We go to great lengths to deny our animal heritage, and not just in scientific and philosophical discourse. … The common primate practice of pseudosexual mounting of males by males to express dominance is not widespread in humans, and some have taken comfort from this fact. But the most potent form of verbal abuse in English and many other languages is “Fuck you,” with the pronoun “I” implicit at the beginning. The speaker is vividly asserting his claim to higher status, and his contempt for those he considers subordinate. Characteristically, humans have converted a postural image into a linguistic one with barely a change in nuance. The phrase is uttered millions of times each day, all over the planet, with hardly anyone stopping to think what it means.

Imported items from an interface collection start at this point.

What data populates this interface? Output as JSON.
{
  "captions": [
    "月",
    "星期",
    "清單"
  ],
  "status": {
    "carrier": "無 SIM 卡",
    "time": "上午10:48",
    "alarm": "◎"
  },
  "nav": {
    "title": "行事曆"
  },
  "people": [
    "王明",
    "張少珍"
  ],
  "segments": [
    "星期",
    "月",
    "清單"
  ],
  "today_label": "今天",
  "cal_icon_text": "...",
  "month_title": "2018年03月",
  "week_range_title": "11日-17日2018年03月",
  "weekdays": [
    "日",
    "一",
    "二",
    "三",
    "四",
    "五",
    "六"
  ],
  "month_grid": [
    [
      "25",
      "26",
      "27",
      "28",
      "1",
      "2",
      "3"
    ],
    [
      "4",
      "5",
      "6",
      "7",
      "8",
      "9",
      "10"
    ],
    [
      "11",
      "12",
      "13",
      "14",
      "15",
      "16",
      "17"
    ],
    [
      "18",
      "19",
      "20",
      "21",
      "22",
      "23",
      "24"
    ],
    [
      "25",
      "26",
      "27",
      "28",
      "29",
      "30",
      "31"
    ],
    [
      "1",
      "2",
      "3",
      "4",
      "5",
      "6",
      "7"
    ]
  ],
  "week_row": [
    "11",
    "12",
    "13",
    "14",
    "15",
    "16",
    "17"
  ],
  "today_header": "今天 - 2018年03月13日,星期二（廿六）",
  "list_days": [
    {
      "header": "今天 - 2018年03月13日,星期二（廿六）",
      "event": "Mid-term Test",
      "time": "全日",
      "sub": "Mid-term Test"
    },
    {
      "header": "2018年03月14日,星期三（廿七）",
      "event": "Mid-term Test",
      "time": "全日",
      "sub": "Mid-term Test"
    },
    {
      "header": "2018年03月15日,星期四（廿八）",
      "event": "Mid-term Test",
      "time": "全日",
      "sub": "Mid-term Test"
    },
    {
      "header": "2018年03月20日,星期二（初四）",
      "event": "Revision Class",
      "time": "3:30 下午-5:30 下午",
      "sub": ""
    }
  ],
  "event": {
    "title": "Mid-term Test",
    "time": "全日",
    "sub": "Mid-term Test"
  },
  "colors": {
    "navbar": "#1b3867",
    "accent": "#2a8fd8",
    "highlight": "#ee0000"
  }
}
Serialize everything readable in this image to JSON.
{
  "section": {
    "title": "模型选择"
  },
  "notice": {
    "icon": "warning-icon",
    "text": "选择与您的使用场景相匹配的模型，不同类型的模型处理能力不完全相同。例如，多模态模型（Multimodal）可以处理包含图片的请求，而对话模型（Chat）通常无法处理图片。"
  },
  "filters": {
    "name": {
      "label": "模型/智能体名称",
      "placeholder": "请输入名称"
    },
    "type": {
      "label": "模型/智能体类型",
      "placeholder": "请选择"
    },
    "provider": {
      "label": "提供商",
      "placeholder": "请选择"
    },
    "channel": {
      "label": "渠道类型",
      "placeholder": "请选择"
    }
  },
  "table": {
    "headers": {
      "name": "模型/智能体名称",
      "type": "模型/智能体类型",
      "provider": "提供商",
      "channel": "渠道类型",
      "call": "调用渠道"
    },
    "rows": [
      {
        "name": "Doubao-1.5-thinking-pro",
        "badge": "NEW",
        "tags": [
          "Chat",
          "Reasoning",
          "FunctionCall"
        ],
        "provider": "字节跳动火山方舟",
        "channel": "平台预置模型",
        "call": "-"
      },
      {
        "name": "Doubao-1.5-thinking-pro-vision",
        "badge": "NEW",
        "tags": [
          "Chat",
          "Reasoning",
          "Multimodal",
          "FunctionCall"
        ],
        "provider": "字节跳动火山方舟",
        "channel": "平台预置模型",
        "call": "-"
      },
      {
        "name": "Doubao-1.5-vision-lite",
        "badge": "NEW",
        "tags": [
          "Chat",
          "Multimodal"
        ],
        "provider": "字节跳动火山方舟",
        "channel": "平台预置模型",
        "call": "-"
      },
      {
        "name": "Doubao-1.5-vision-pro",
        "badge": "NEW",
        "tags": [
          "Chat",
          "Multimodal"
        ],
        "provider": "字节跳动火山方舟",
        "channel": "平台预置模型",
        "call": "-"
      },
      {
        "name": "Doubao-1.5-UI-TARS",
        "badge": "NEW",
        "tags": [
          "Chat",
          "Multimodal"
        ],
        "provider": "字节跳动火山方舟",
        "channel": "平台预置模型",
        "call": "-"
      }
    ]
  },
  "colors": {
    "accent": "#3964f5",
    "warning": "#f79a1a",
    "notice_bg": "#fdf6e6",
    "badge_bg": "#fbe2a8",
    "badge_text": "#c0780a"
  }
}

Often, it escapes our lips unbidden. It is satisfying to say. It serves its purpose. It is a badge of the primate order, revealing something of our nature despite all our denials and pretensions.

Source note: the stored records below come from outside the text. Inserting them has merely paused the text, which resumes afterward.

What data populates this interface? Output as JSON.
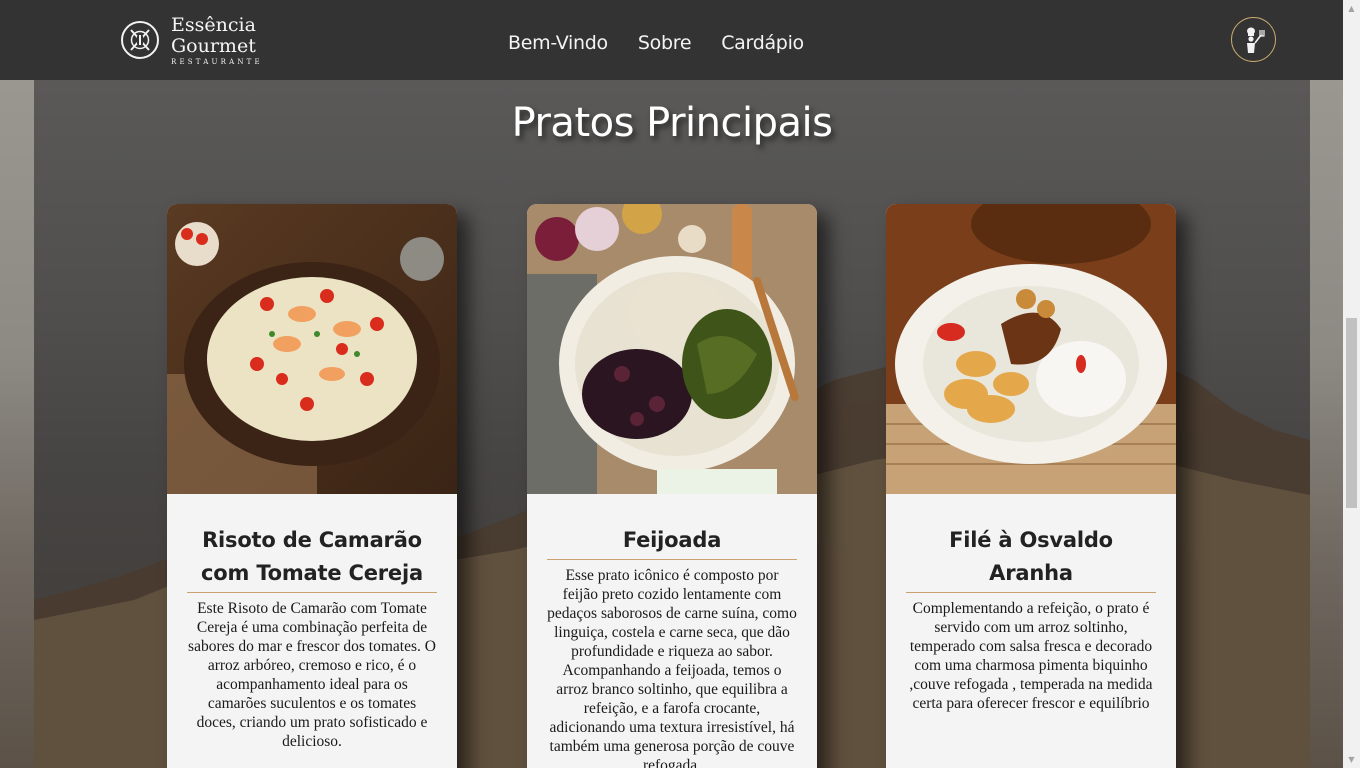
{
  "header": {
    "logo": {
      "name_line1": "Essência",
      "name_line2": "Gourmet",
      "subtitle": "RESTAURANTE"
    },
    "nav": [
      {
        "label": "Bem-Vindo"
      },
      {
        "label": "Sobre"
      },
      {
        "label": "Cardápio"
      }
    ],
    "chef_icon": "chef-icon"
  },
  "section": {
    "title": "Pratos Principais"
  },
  "cards": [
    {
      "title": "Risoto de Camarão com Tomate Cereja",
      "image": "risotto-dish-image",
      "description": "Este Risoto de Camarão com Tomate Cereja é uma combinação perfeita de sabores do mar e frescor dos tomates. O arroz arbóreo, cremoso e rico, é o acompanhamento ideal para os camarões suculentos e os tomates doces, criando um prato sofisticado e delicioso."
    },
    {
      "title": "Feijoada",
      "image": "feijoada-dish-image",
      "description": "Esse prato icônico é composto por feijão preto cozido lentamente com pedaços saborosos de carne suína, como linguiça, costela e carne seca, que dão profundidade e riqueza ao sabor. Acompanhando a feijoada, temos o arroz branco soltinho, que equilibra a refeição, e a farofa crocante, adicionando uma textura irresistível, há também uma generosa porção de couve refogada."
    },
    {
      "title": "Filé à Osvaldo Aranha",
      "image": "file-osvaldo-aranha-image",
      "description": "Complementando a refeição, o prato é servido com um arroz soltinho, temperado com salsa fresca e decorado com uma charmosa pimenta biquinho ,couve refogada , temperada na medida certa para oferecer frescor e equilíbrio"
    }
  ],
  "colors": {
    "header_bg": "#333333",
    "accent": "#c9a070",
    "card_bg": "#f4f4f4"
  }
}
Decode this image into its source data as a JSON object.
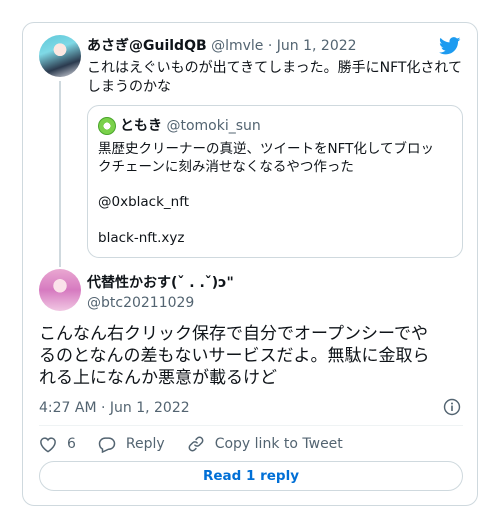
{
  "parent": {
    "display_name": "あさぎ@GuildQB",
    "handle": "@lmvle",
    "separator": " · ",
    "date": "Jun 1, 2022",
    "text_line1": "これはえぐいものが出てきてしまった。勝手にNFT化されて",
    "text_line2": "しまうのかな"
  },
  "quote": {
    "display_name": "ともき",
    "handle": "@tomoki_sun",
    "line1": "黒歴史クリーナーの真逆、ツイートをNFT化してブロッ",
    "line2": "クチェーンに刻み消せなくなるやつ作った",
    "line3": "@0xblack_nft",
    "line4": "black-nft.xyz"
  },
  "reply": {
    "display_name": "代替性かおす(ˇ . .ˇ)ɔ\"",
    "handle": "@btc20211029",
    "text_line1": "こんなん右クリック保存で自分でオープンシーでや",
    "text_line2": "るのとなんの差もないサービスだよ。無駄に金取ら",
    "text_line3": "れる上になんか悪意が載るけど",
    "timestamp": "4:27 AM · Jun 1, 2022"
  },
  "actions": {
    "like_count": "6",
    "reply_label": "Reply",
    "copy_label": "Copy link to Tweet"
  },
  "read_replies_label": "Read 1 reply",
  "icons": {
    "brand": "twitter-bird-icon",
    "info": "info-icon",
    "like": "heart-icon",
    "reply": "speech-bubble-icon",
    "copy": "link-icon"
  },
  "colors": {
    "twitter_blue": "#1d9bf0",
    "link_blue": "#006fd6",
    "secondary_text": "#536471",
    "border": "#cfd9de"
  }
}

Carl Sagan & Ann Druyan – Shadows of Forgotten Ancestors (1992)

Learning by doing is–in science and technology, as in many other human activities–much more effective than learning by rote. Knowing … that a problem exists and can be solved with the tools at hand is most of the battle.

Carl Sagan & Ann Druyan – Shadows of Forgotten Ancestors (1992)

If we have not much peered into the hearts and minds of other species and have not even studied them carefully, we may impute to them virtues and strengths as well as vices and deficiencies that in fact they lack. Consider this bit of verse by the poet Walt Whitman:

I think I could turn and live with animals, they’re so
      placid and self-contain’d,
I stand and look at them long and long.

They do not sweat and whine about their condition,
They do not lie awake in the dark and weep for their sins,
They do not make me sick discussing their duty to God,
Not one is dissatisfied, not one is demented with the mania
      of owning things,
Not one kneels to another, nor to his kind that lived
      thousands of years ago,
Not one is respectable or unhappy over the whole earth.

On the basis of the evidence presented in this book, we doubt if any of Whitman’s six purported differences between other animals and humans is true–at least given a little poetic license; that is, in the spirit if not the letter of the poem.